What is beautiful? Beautiful to me is sweating from an awesome workout. It’s beautiful to come home at the end of the day to a loving boyfriend and homemade dinner. It’s beautiful to laugh with my sisters over past antics. And to be completely honest, I don’t know if I have ever felt as beautiful as when I crossed that finish line.

A year ago I signed up to volunteer with Sole Girls with the aim of helping tween girls. Turns out, it ended up changing my own life. That noted, I do not share my story for accolades, pity, or attention. Rather, I share this as a message of hope to those who might be struggling; I used my eating disorder as a means for control, but I only begun to gain control of my life once I started letting go of my eating disorder. I share this message as a plea to those who might be concerned for their friends, girlfriends, sisters, mothers, daughters or men in their lives to seek help and to talk openly about the dangers of disordered eating, body dismorphia, and mental illnesses such as bulimia, binge-eating and anorexia.

Today, I ran my first half marathon. My ability to do this proves my strength physically, but cannot even begin to show the mental strength that I have developed through my journey to recovery. There is no denying that there are still hard days, but it is through the ongoing support and love of my family and friends that I find strength to stay on the right track to recovery. Thank you to my parents, my sisters, Ashley Wiles and Sole Girls for teaching me that it is fun to run and introducing me to a wonderful community, to Danielle for inspiring me to make mess into my message, to my beautiful friends, and to Nate, for his unwavering love and support in all that I do. Live happy. Live healthy.

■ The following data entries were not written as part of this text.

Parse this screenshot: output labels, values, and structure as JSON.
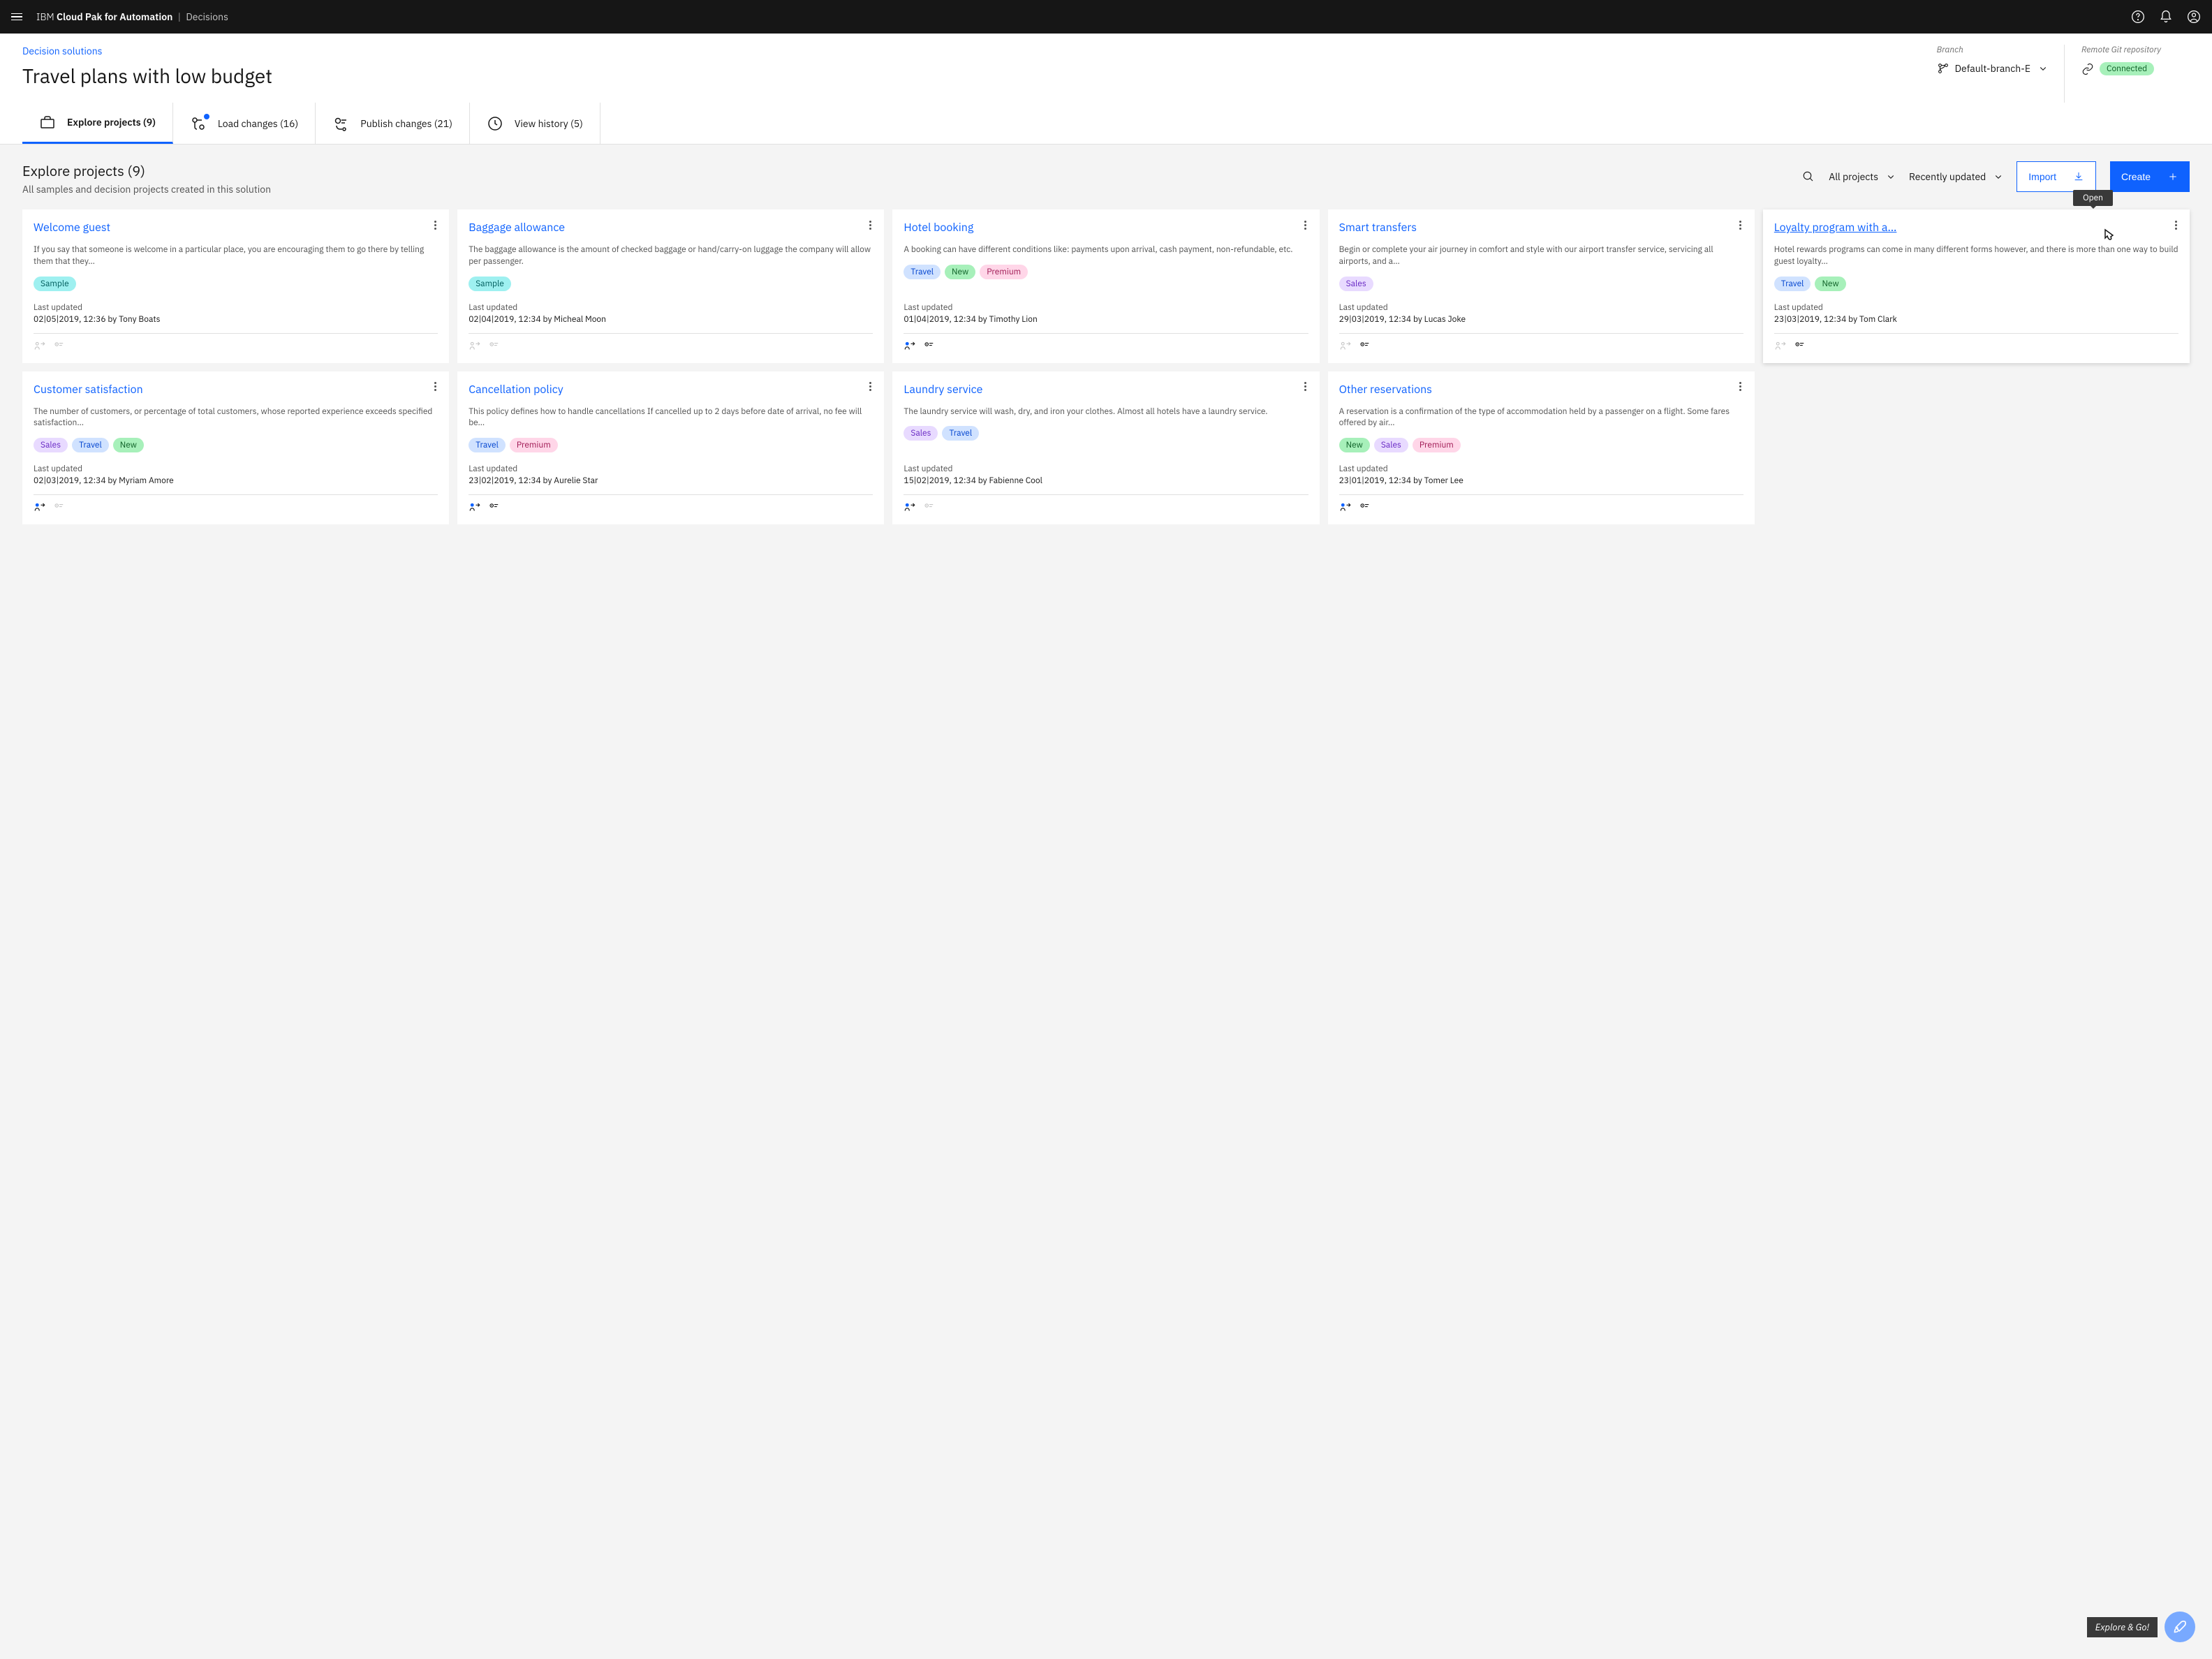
{
  "topbar": {
    "brand_prefix": "IBM",
    "brand_main": "Cloud Pak for Automation",
    "brand_sub": "Decisions"
  },
  "header": {
    "breadcrumb": "Decision solutions",
    "title": "Travel plans with low budget",
    "branch_label": "Branch",
    "branch_value": "Default-branch-E",
    "repo_label": "Remote Git repository",
    "repo_status": "Connected"
  },
  "tabs": {
    "explore": "Explore projects (9)",
    "load": "Load changes (16)",
    "publish": "Publish changes (21)",
    "history": "View history (5)"
  },
  "content": {
    "title": "Explore projects (9)",
    "subtitle": "All samples and decision projects created in this solution",
    "filter_projects": "All projects",
    "filter_sort": "Recently updated",
    "btn_import": "Import",
    "btn_create": "Create"
  },
  "tooltip": {
    "open": "Open"
  },
  "fab": {
    "label": "Explore & Go!"
  },
  "labels": {
    "last_updated": "Last updated"
  },
  "cards": [
    {
      "title": "Welcome guest",
      "desc": "If you say that someone is welcome in a particular place, you are encouraging them to go there by telling them that they…",
      "tags": [
        {
          "text": "Sample",
          "cls": "tag-sample"
        }
      ],
      "updated": "02|05|2019, 12:36 by Tony Boats",
      "icon1": "muted",
      "icon2": "muted"
    },
    {
      "title": "Baggage allowance",
      "desc": "The baggage allowance is the amount of checked baggage or hand/carry-on luggage the company will allow per passenger.",
      "tags": [
        {
          "text": "Sample",
          "cls": "tag-sample"
        }
      ],
      "updated": "02|04|2019, 12:34 by Micheal Moon",
      "icon1": "muted",
      "icon2": "muted"
    },
    {
      "title": "Hotel booking",
      "desc": "A booking can have different conditions like: payments upon arrival, cash payment, non-refundable, etc.",
      "tags": [
        {
          "text": "Travel",
          "cls": "tag-travel"
        },
        {
          "text": "New",
          "cls": "tag-new"
        },
        {
          "text": "Premium",
          "cls": "tag-premium"
        }
      ],
      "updated": "01|04|2019, 12:34 by Timothy Lion",
      "icon1": "active",
      "icon2": "active-dark"
    },
    {
      "title": "Smart transfers",
      "desc": "Begin or complete your air journey in comfort and style with our airport transfer service, servicing all airports, and a…",
      "tags": [
        {
          "text": "Sales",
          "cls": "tag-sales"
        }
      ],
      "updated": "29|03|2019, 12:34 by Lucas Joke",
      "icon1": "muted",
      "icon2": "active-dark"
    },
    {
      "title": "Loyalty program with a…",
      "desc": "Hotel rewards programs can come in many different forms however, and there is more than one way to build guest loyalty…",
      "tags": [
        {
          "text": "Travel",
          "cls": "tag-travel"
        },
        {
          "text": "New",
          "cls": "tag-new"
        }
      ],
      "updated": "23|03|2019, 12:34 by Tom Clark",
      "hover": true,
      "icon1": "muted",
      "icon2": "active-dark"
    },
    {
      "title": "Customer satisfaction",
      "desc": "The number of customers, or percentage of total customers, whose reported experience exceeds specified satisfaction…",
      "tags": [
        {
          "text": "Sales",
          "cls": "tag-sales"
        },
        {
          "text": "Travel",
          "cls": "tag-travel"
        },
        {
          "text": "New",
          "cls": "tag-new"
        }
      ],
      "updated": "02|03|2019, 12:34 by Myriam Amore",
      "icon1": "active",
      "icon2": "muted"
    },
    {
      "title": "Cancellation policy",
      "desc": "This policy defines how to handle cancellations If cancelled up to 2 days before date of arrival, no fee will be…",
      "tags": [
        {
          "text": "Travel",
          "cls": "tag-travel"
        },
        {
          "text": "Premium",
          "cls": "tag-premium"
        }
      ],
      "updated": "23|02|2019, 12:34 by Aurelie Star",
      "icon1": "active",
      "icon2": "active-dark"
    },
    {
      "title": "Laundry service",
      "desc": "The laundry service will wash, dry, and iron your clothes. Almost all hotels have a laundry service.",
      "tags": [
        {
          "text": "Sales",
          "cls": "tag-sales"
        },
        {
          "text": "Travel",
          "cls": "tag-travel"
        }
      ],
      "updated": "15|02|2019, 12:34 by Fabienne Cool",
      "icon1": "active",
      "icon2": "muted"
    },
    {
      "title": "Other reservations",
      "desc": "A reservation is a confirmation of the type of accommodation held by a passenger on a flight. Some fares offered by air…",
      "tags": [
        {
          "text": "New",
          "cls": "tag-new"
        },
        {
          "text": "Sales",
          "cls": "tag-sales"
        },
        {
          "text": "Premium",
          "cls": "tag-premium"
        }
      ],
      "updated": "23|01|2019, 12:34 by Tomer Lee",
      "icon1": "active",
      "icon2": "active-dark"
    }
  ]
}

Do you have a mental health story to share? I highly recommend visiting http://www.nationaleatingdisorders.org/guidelines-sharing-your-storyresponsibly for helpful tips about how to share your story in a responsible way. 


This Blog was written by our Amazing Soleteer Chloe Scott. She is a passionate writer, Half Marathoner, Highland Dancer.  You can find Chloe most often in Squamish enjoying the mountains and the fresh air and her puppy Morley. 

Become a Soleteer!  Our leadership training is March 8th 2015.